Suppli al Telefono – Piedmont Chanterelles, Mozzarella
Ricotta Dumplings – Walnuts, Pittsboro Pumpkin
San Marzano Tomato, Buffalo Mozzarella, Basil
Considered by many to be Durham’s best pizza, and by some as the best Neapolitan Pie in the State of North Carolina, it was after touring the Duke Campus and witnessing K-Ville first hand that we stopped in to Pizzeria Toro and although service seemed to be exceedingly preoccupied with something going on behind closed doors despite several full tables in the restaurant at the beginning of service it would be hard to call the cuisine itself anything less than exemplary.

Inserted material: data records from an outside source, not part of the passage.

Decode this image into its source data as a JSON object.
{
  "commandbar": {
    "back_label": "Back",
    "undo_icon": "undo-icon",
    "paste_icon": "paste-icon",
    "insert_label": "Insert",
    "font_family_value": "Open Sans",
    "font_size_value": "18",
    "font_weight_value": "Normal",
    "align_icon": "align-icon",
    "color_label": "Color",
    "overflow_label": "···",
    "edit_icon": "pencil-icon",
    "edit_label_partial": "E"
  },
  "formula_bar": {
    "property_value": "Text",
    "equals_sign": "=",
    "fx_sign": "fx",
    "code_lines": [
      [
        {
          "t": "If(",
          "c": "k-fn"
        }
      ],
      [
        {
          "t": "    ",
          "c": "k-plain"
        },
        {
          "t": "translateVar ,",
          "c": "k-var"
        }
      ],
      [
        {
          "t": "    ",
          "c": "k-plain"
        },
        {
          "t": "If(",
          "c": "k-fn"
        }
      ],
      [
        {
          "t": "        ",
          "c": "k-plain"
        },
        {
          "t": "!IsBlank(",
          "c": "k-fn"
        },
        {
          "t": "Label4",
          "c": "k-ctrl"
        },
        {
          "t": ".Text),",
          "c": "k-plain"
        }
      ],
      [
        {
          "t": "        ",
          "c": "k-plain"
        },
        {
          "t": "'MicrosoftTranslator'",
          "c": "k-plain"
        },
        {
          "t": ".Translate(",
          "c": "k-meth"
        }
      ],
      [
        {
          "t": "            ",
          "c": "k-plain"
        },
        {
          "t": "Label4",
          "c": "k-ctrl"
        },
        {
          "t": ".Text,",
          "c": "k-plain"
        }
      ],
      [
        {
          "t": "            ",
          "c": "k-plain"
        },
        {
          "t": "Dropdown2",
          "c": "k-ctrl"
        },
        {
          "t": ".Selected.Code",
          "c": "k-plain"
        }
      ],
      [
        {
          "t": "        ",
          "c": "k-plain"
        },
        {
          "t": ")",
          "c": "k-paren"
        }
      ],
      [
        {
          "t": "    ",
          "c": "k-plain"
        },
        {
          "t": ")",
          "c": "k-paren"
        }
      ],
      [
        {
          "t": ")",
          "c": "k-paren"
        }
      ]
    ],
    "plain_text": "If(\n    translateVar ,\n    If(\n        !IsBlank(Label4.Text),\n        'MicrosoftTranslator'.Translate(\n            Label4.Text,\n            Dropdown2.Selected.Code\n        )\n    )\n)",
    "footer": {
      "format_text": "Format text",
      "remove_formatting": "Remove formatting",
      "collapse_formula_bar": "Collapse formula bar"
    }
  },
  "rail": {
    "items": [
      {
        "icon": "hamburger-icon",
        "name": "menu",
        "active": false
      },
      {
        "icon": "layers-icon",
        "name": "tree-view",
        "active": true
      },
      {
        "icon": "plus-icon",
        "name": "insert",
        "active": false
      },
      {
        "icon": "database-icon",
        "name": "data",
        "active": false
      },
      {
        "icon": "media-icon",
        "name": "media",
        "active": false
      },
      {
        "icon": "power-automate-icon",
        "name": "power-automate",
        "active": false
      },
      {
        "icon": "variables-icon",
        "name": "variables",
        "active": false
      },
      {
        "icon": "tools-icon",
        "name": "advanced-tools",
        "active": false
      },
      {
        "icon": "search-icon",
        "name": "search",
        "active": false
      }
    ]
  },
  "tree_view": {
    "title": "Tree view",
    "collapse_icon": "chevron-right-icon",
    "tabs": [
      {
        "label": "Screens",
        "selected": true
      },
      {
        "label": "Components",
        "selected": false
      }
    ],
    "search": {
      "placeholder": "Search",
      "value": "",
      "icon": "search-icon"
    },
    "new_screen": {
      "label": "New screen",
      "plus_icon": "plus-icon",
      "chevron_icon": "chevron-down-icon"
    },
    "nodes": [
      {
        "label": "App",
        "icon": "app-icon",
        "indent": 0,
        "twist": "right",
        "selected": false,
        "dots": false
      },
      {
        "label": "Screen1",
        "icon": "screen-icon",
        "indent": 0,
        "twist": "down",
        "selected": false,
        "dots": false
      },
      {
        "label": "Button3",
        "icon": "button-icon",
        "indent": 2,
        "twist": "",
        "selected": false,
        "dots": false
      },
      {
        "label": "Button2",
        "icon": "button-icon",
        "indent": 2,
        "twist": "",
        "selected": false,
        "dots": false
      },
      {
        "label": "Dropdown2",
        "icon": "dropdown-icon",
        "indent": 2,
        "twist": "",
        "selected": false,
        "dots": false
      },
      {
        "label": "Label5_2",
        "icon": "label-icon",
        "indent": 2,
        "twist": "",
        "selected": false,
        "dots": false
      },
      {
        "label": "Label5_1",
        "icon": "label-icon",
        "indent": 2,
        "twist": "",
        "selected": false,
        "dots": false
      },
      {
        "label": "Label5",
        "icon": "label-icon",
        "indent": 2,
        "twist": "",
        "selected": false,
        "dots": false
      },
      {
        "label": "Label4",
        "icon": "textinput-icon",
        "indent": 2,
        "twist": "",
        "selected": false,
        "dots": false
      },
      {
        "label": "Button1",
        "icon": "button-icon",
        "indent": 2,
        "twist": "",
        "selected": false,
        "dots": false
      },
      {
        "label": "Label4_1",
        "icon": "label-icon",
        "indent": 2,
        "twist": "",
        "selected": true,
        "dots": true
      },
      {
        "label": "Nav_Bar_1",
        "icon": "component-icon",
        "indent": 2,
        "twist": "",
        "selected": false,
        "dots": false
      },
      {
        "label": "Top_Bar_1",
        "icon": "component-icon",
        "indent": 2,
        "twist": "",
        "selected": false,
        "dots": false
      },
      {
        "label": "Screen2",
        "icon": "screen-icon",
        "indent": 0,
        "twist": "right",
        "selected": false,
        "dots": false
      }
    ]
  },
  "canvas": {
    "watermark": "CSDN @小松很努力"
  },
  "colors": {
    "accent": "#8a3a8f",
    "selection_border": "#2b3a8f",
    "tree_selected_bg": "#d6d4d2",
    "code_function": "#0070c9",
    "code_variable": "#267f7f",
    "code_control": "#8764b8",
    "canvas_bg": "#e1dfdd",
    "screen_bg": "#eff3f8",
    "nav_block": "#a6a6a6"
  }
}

Owned and operated by locals, but twice plagued by fires that almost led to the restaurant closing its doors, Pizzeria Toro has now been reopened for just six months and with the woodfired oven since retooled it should seem obvious that pizzas are under close surveillance from the pizzaiolos yet with several salads, soups, and antipasti to tempt it was actually the latter that constituted 2/3 of our order – the predisposed service unfortunately ignoring the kitchen’s requests for delivery and thus causing me to stand up and deliver my own order after six minutes of cooling, the move so obvious it drew looks from other customers and an apology from the young woman responsible with both items omitted from our tab when the bill arrived later.
Thankfully unaffected by the delay, at least from what I can gather, it was first in the tender dumplings that we each sunk our teeth and with both the pumpkin and pasta similar in texture with the gourd far more sweet it was the combination of walnuts and pecorino that brought the dish to new heights, each balanced bite showing a deft hand in the kitchen while the arancini was no less impressive, replacing traditional meat filling with aromatic mushrooms in buttery rice fortified by creamy mozzarella.
Overhearing from a nearby table that dessert was ‘unfortunately not available,’ for reasons undisclosed, it was not long before the piece de resistance emerged from the oven and, with far more attention to service at this point, the hot pie was brought tableside no less than 30 seconds later with crust still smoking and milky mozzarella bubbling hot, the overall texture slightly more ‘set’ at the center than a true Neapolitan but the flavors no less impressive as charred crust with just enough spring proved substantial enough to support bright San Marzanos without a bit of added sweetness and just enough salt and basil to make the flavors pop.